§ **Data shown**:
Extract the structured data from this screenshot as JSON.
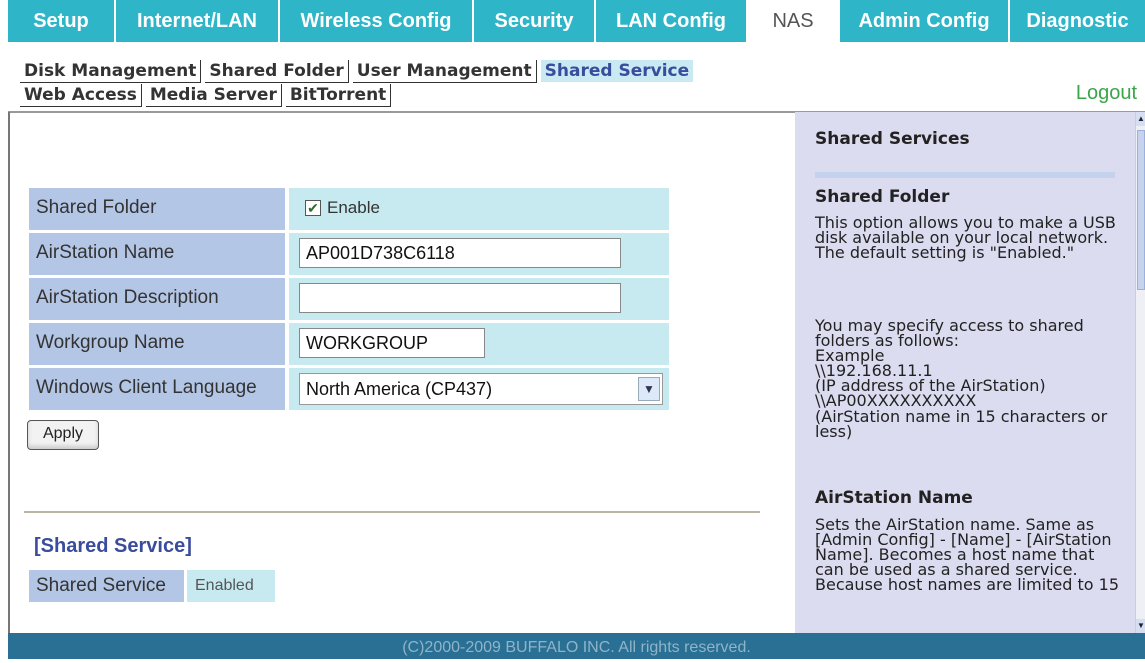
{
  "nav": {
    "tabs": [
      {
        "label": "Setup"
      },
      {
        "label": "Internet/LAN"
      },
      {
        "label": "Wireless Config"
      },
      {
        "label": "Security"
      },
      {
        "label": "LAN Config"
      },
      {
        "label": "NAS"
      },
      {
        "label": "Admin Config"
      },
      {
        "label": "Diagnostic"
      }
    ],
    "active": "NAS"
  },
  "subnav": {
    "row1": [
      "Disk Management",
      "Shared Folder",
      "User Management",
      "Shared Service"
    ],
    "row2": [
      "Web Access",
      "Media Server",
      "BitTorrent"
    ],
    "active": "Shared Service"
  },
  "logout": "Logout",
  "form": {
    "shared_folder": {
      "label": "Shared Folder",
      "checkbox_label": "Enable",
      "checked": true
    },
    "airstation_name": {
      "label": "AirStation Name",
      "value": "AP001D738C6118"
    },
    "airstation_description": {
      "label": "AirStation Description",
      "value": ""
    },
    "workgroup_name": {
      "label": "Workgroup Name",
      "value": "WORKGROUP"
    },
    "windows_client_language": {
      "label": "Windows Client Language",
      "value": "North America (CP437)"
    },
    "apply_label": "Apply"
  },
  "shared_service": {
    "title": "[Shared Service]",
    "label": "Shared Service",
    "value": "Enabled"
  },
  "help": {
    "title": "Shared Services",
    "shared_folder_heading": "Shared Folder",
    "shared_folder_p1": "This option allows you to make a USB disk available on your local network. The default setting is \"Enabled.\"",
    "shared_folder_p2": "You may specify access to shared folders as follows:",
    "example_label": "Example",
    "example_ip": "\\\\192.168.11.1",
    "example_ip_note": "(IP address of the AirStation)",
    "example_name": "\\\\AP00XXXXXXXXXX",
    "example_name_note": "(AirStation name in 15 characters or less)",
    "airstation_name_heading": "AirStation Name",
    "airstation_name_p": "Sets the AirStation name. Same as [Admin Config] - [Name] - [AirStation Name]. Becomes a host name that can be used as a shared service. Because host names are limited to 15"
  },
  "footer": "(C)2000-2009 BUFFALO INC. All rights reserved.",
  "colors": {
    "nav_bg": "#2fb5c8",
    "label_bg": "#b4c6e6",
    "value_bg": "#c6eaf0",
    "help_bg": "#dbdcf0",
    "footer_bg": "#2a6f94",
    "accent_blue": "#3a4c9c",
    "logout_green": "#3aa64a"
  }
}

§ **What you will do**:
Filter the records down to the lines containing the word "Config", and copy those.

§ **Exercise result**:
        "label": "Wireless Config"
        "label": "LAN Config"
        "label": "Admin Config"
    "airstation_name_p": "Sets the AirStation name. Same as [Admin Config] - [Name] - [AirStation Name]. Becomes a host name that can be used as a shared service. Because host names are limited to 15"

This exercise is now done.